Ammonia is a widely used chemical that can be used for a variety of tasks, including removing membranes from various kinds of materials. Thin layers of material called membranes are employed to separate two substances from one another. These membranes can be broken down by the potent solvent ammonia, allowing the two substances to interact.
A phospholipid bilayer is the most typical kind of membrane that can be eliminated with ammonia. The molecules known as phospholipids have a hydrophilic (water-loving) head and a hydrophobic (water-averse) tail. By forming a bilayer, these molecules serve as a barrier between two substances, keeping them from mixing. The phospholipid bilayer can be damaged by ammonia, allowing the two substances to mix.
A protein bilayer is another kind of membrane that can be eliminated using ammonia. Amino acids, which make up proteins, combine to form a membrane around cells. Even though these membranes are typically harder to disintegrate than phospholipid bilayers, ammonia can still dissolve them. This is because the hydrogen bonds holding the amino acids together can be broken down by ammonia.
Ammonia can be used to dissolve various materials, including waxes and oils, in addition to removing membranes. Ammonia is a potent solvent that can be used to dissolve a wide range of substances. Due to its ability to disintegrate dirt and grime, it can also be used to clean surfaces.
It’s crucial to use the right concentration of ammonia when removing membranes. A low concentration could prevent the membrane from dissolving completely. If the concentration is too high, the surrounding tissues could be harmed. It’s crucial to use the appropriate amount of time because damaging the membrane by leaving the ammonia on it for too long. It is important to wear safety gear, such as gloves and goggles, when using ammonia to remove membranes. In order to avoid any potential skin or eye irritation, this is done. Additionally, since ammonia fumes can be dangerous, it’s crucial to work in a well-ventilated space.
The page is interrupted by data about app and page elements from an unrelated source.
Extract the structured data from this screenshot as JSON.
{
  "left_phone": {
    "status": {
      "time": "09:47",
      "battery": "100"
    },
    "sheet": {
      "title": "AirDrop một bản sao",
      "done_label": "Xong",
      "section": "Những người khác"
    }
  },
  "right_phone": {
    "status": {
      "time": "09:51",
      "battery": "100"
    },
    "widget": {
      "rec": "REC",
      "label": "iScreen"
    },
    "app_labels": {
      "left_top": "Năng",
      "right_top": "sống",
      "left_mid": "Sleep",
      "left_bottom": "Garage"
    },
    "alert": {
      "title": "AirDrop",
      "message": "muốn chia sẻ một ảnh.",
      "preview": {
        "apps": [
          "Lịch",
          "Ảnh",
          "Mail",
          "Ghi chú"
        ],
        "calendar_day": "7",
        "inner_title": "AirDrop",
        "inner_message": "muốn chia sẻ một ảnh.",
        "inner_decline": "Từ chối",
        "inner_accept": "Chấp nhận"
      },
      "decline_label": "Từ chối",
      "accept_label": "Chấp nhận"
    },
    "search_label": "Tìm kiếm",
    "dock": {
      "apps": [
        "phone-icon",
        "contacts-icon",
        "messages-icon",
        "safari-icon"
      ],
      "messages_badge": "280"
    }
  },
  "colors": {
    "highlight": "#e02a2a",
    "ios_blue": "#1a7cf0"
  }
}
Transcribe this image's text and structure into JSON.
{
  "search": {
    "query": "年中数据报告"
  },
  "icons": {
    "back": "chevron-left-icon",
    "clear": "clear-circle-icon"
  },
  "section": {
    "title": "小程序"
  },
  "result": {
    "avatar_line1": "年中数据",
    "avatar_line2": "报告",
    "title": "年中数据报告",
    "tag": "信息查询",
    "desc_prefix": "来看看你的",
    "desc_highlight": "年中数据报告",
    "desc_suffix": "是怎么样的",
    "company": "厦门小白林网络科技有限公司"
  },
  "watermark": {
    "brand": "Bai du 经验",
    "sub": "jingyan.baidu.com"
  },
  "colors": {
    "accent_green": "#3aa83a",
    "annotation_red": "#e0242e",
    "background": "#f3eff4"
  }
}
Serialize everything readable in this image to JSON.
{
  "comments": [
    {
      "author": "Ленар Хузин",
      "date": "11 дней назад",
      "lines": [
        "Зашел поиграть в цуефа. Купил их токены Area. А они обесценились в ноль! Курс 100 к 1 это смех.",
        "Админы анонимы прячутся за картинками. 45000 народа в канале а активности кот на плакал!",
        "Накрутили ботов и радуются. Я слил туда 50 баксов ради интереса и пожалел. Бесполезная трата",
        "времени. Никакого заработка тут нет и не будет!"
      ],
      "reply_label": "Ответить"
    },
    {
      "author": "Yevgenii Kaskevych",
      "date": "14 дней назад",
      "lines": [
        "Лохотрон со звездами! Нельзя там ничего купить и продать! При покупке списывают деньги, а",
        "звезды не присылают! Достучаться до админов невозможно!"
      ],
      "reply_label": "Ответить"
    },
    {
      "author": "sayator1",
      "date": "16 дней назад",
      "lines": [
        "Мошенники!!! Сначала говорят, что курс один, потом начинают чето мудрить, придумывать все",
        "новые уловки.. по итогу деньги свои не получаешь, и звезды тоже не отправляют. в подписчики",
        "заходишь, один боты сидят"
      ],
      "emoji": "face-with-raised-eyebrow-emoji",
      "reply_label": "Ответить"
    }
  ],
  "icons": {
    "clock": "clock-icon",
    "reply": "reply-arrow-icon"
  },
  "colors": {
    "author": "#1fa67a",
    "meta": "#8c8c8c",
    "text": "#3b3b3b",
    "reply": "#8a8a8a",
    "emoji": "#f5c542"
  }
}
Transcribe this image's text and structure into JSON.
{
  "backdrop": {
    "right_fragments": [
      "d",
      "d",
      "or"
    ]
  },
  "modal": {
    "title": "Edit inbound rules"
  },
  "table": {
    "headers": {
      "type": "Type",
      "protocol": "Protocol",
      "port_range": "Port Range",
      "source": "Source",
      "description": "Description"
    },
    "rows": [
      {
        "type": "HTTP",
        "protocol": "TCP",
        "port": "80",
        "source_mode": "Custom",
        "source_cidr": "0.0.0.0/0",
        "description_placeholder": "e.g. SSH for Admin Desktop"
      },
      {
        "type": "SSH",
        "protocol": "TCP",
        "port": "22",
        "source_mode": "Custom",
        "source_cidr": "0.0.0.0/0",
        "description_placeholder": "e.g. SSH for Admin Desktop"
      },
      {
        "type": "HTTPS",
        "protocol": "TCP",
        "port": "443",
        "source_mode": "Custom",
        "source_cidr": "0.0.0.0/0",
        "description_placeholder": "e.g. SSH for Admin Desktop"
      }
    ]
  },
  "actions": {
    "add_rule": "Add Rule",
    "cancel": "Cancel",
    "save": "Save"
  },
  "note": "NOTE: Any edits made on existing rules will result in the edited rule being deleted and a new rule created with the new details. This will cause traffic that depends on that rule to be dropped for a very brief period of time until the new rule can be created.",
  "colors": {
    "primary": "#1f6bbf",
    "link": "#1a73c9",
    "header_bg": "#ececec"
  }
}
An essential part of wastewater treatment systems, particularly those used in commercial and industrial settings, is the ammonia removal membrane. The membrane works to lower the amount of ammonia in wastewater, which is a toxic pollutant that can harm other organisms and aquatic life. The membrane is used to treat wastewater as well as to enhance the flavour and odour of potable water.
Organic material, such as food waste, decomposes into ammonia as a by-product. Bacteria break down the organic matter as wastewater moves through a treatment system, releasing ammonia in the process. If left untreated, the ammonia could eventually find its way into waterways where it could endanger aquatic life. Wastewater treatment systems employ a few techniques to lower the ammonia content of the wastewater in order to avoid this. The application of an ammonia removal membrane is one of these techniques.
A particular kind of filtration device known as an ammonia removal membrane is used to separate ammonia from other dissolved substances in wastewater. The membrane is made up of a thin, porous material that can pass through ammonia but not water. It is typically made of polypropylene. The membrane traps and removes ammonia as wastewater flows through it. Ion exchange refers to the removal of ammonia from wastewater in exchange for other ions, such as sodium or calcium.
Due to their simplicity and low cost, ammonia removal membranes are gaining popularity as a wastewater treatment technology. They are an affordable option for wastewater treatment because they are simple to install and need little upkeep. Additionally, they are successful at eliminating up to 99 percent of the ammonia that is present in wastewater, making them efficient at doing so.
Membranes that remove ammonia can also aid in lowering the energy needed to treat wastewater. Other wastewater treatment procedures, like aeration, can be made more efficient by removing ammonia from the waste. This may result in a general decrease in the amount of energy used to treat wastewater, which could save a lot of money.
In conclusion, phospholipid and protein bilayer membranes can be removed using the strong solvent ammonia. Additionally, ammonia can combine with other environmental toxins, like heavy metals, to create even more dangerous substances. By removing the ammonia from wastewater, the environmental harm caused by this can be reduced.